The love between two people is often expressed in intimate acts that do not happen in public. Togetherness with all its secrets usually offers mutual protection because both sides are involved. Decency forbids later “unpacking” personal things about your former partner, but this quickly fades into the background with personalities craving for self-importance. Americans in particular are afraid of losing their dignity in this way. “Never let your guard down” is her advice to prevent emotional injuries.
The former intimacy as a weapon
Keeping such secrets is difficult in the process. They are ruthlessly exposed in order to destroy the other side. The trial is a public continuation of the struggle that previously raged behind the scenes.
“Maximum Love, Maximum Hate” could be the fictional title of this worst movie Depp and Heard have ever starred in, based on true events. What makes him exciting are the extremes. “He’s the love of my life,” says Heard, only to accuse him a little later: “He’s a monster.”
She describes her emotional state particularly impressively in a diary. First entry: «True love isn’t just about the madness of passion or finding the security of peace. It’s about having both. I saw friendship and respect in you, but still, more than ever, I want to tear you apart, devour you, and savor your taste.”
In an SMS to his friend Paul Bettany (50), Depp later describes his feelings even more drastically: “Let’s burn Amber! We drown the witch before we burn her. And then I have sex with her corpse to make sure she’s dead.” Ellen Barkin (68), who had a brief affair with Depp at the end of 1990, describes him as an “extremely jealous man who always wanted to control everything”.
Depp like Heard not flawless
While Barkin and Depp were reasonably equals, the power gap between Depp and Heard is clear from the outside: He’s the older, he’s successful, and he’s a man, which implies a physical advantage. In the process, Heard describes a whole series of physical attacks by Depp, who repeatedly tried to brutally kill her.

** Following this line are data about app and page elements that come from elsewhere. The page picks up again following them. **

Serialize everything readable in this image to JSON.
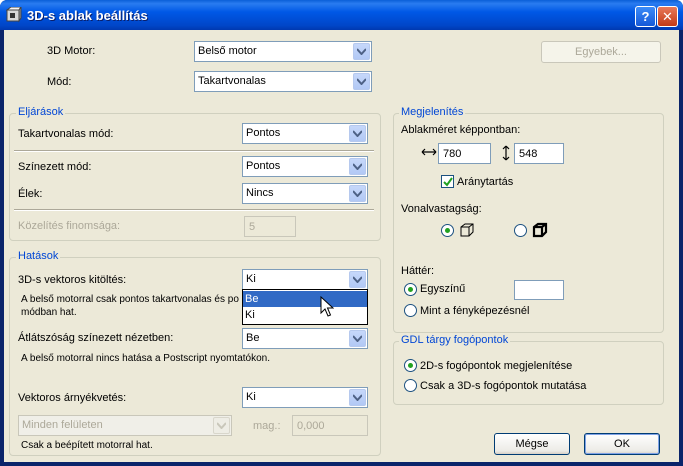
{
  "window": {
    "title": "3D-s ablak beállítás",
    "help_label": "?",
    "close_label": "✕"
  },
  "top": {
    "engine_label": "3D Motor:",
    "engine_value": "Belső motor",
    "mode_label": "Mód:",
    "mode_value": "Takartvonalas",
    "other_button": "Egyebek..."
  },
  "procedures": {
    "title": "Eljárások",
    "hidden_mode_label": "Takartvonalas mód:",
    "hidden_mode_value": "Pontos",
    "shaded_mode_label": "Színezett mód:",
    "shaded_mode_value": "Pontos",
    "edges_label": "Élek:",
    "edges_value": "Nincs",
    "approx_label": "Közelítés finomsága:",
    "approx_value": "5"
  },
  "effects": {
    "title": "Hatások",
    "vector_fill_label": "3D-s vektoros kitöltés:",
    "vector_fill_value": "Ki",
    "vector_fill_note_1": "A belső motorral csak pontos takartvonalas és po",
    "vector_fill_note_2": "módban hat.",
    "transparency_label": "Átlátszóság színezett nézetben:",
    "transparency_value": "Be",
    "transparency_note": "A belső motorral nincs hatása a Postscript nyomtatókon.",
    "shadow_label": "Vektoros árnyékvetés:",
    "shadow_value": "Ki",
    "surfaces_value": "Minden felületen",
    "height_label": "mag.:",
    "height_value": "0,000",
    "builtin_note": "Csak a beépített motorral hat."
  },
  "dropdown": {
    "items": [
      "Be",
      "Ki"
    ],
    "selected": "Be"
  },
  "display": {
    "title": "Megjelenítés",
    "window_size_label": "Ablakméret képpontban:",
    "width_value": "780",
    "height_value": "548",
    "ratio_label": "Aránytartás",
    "ratio_checked": true,
    "line_weight_label": "Vonalvastagság:",
    "background_label": "Háttér:",
    "solid_label": "Egyszínű",
    "photo_label": "Mint a fényképezésnél"
  },
  "gdl": {
    "title": "GDL tárgy fogópontok",
    "show2d_label": "2D-s fogópontok megjelenítése",
    "only3d_label": "Csak a 3D-s fogópontok mutatása"
  },
  "buttons": {
    "cancel": "Mégse",
    "ok": "OK"
  },
  "colors": {
    "accent": "#0046d5",
    "titlebar": "#0058e6",
    "dialog_bg": "#ece9d8",
    "selection": "#316ac5"
  }
}
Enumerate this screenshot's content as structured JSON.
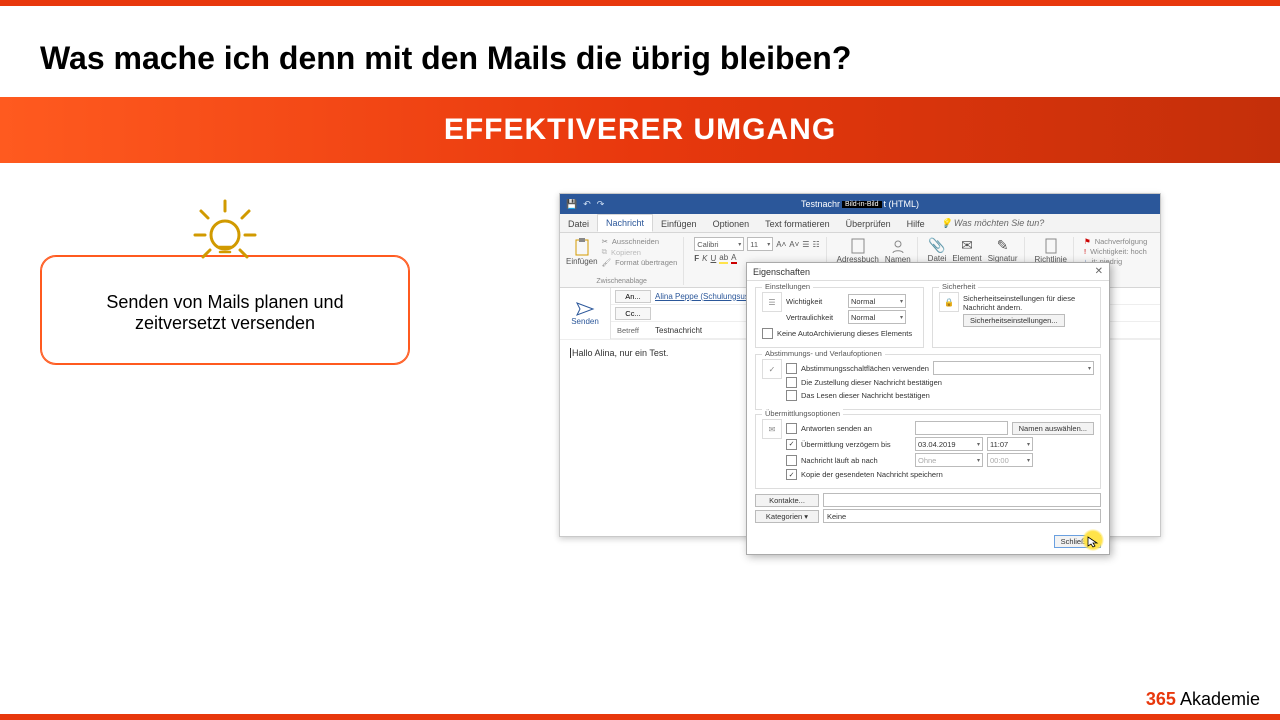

But Heard’s position is not shadowless either: In the course of the process it becomes clear that, contrary to initial statements, Heard has hit him several times. It is also revealed that she lied about the use of her divorce settlement.
The fact is: Depp and Heard are exaggerated and exalted, Heard is even attested to have a borderline disorder in the process. In addition, Depp uses addictive substances. “I never knew what version of Johnny I was dealing with,” Heard says.
They both know the importance of the audience. “Actors are always looking for the stage. Also in their relationship and now in court,” said a process observer. And in contrast to the murder trial of OJ Simpson (74), which occupied the US public with similar intensity in 1995, the new social media channels are now being added, through which both parties are making a difference outside of the courtroom.
Apart from the question of guilt, one thing is certain: the connection between Depp and Heard is toxic in nature. “There are relationships that rob more power than they give, but are still addictive,” says psychologist Regine Daniel (39).
Frequently, people with fear of loss would find partners with narcissistic tendencies. In the beginning, the magic of being in love works. Then the relationship gets more and more out of balance. One of the two dominates, through manipulation, humiliation, emotional blackmail and violence.
The consequences of toxic relationships can be deadly. In 1992 the singer Whitney Houston (1963-2012) and Bobby Brown (53) married. “He was my drug, I didn’t do anything without him,” Houston said. Eventually she manages to break away from Brown, but not from the cocaine. She dies at the age of 48.
The short marriage between singer Amy Winehouse (1983-2011) and Blake Fielder-Civil (40) is also a classic case: Fielder-Civil introduces Winehouse to hard drugs. Although she divorced, she died of alcohol poisoning at the age of 27.
The most notable example in this case: supermodel Kate Moss (48) was engaged to singer Pete Doherty (43) from 2005 to 2007. The two share a similar, drug-clouded monster love as that of Depp and Heard. The final punch line: Moss was in a relationship with Depp from 1994 to 1998.
How the film “Depp vs Heard” ends is open. One thing is certain: without a happy ending.